**GIVEN INFORMATION**
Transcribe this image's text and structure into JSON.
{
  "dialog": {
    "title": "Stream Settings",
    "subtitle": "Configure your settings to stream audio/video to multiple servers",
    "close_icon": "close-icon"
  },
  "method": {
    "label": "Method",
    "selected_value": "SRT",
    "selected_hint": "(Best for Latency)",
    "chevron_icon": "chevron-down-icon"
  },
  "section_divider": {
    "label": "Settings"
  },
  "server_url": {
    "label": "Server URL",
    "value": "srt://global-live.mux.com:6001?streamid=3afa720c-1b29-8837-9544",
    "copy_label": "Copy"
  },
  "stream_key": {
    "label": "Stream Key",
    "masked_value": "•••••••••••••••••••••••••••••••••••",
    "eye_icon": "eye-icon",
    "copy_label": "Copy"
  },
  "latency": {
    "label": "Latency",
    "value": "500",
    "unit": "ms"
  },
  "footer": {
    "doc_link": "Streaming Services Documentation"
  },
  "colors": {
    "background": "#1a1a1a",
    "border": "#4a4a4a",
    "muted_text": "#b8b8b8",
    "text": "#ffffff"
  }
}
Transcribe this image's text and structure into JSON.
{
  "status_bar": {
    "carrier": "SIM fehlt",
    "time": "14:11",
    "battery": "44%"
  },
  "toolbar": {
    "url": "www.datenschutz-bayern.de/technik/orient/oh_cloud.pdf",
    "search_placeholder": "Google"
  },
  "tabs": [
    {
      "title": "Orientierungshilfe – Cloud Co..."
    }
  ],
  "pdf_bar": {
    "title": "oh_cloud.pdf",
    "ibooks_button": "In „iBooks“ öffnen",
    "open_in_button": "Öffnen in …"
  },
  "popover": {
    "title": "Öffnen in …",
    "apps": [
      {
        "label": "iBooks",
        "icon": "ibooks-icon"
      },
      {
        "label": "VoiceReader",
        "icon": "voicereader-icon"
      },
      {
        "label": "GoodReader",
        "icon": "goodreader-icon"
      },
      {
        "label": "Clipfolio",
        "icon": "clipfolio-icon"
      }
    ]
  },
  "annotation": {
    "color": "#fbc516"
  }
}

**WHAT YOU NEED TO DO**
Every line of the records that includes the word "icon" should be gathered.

**WRITTEN SOLUTION**
    "close_icon": "close-icon"
    "chevron_icon": "chevron-down-icon"
    "eye_icon": "eye-icon",
        "icon": "ibooks-icon"
        "icon": "voicereader-icon"
        "icon": "goodreader-icon"
        "icon": "clipfolio-icon"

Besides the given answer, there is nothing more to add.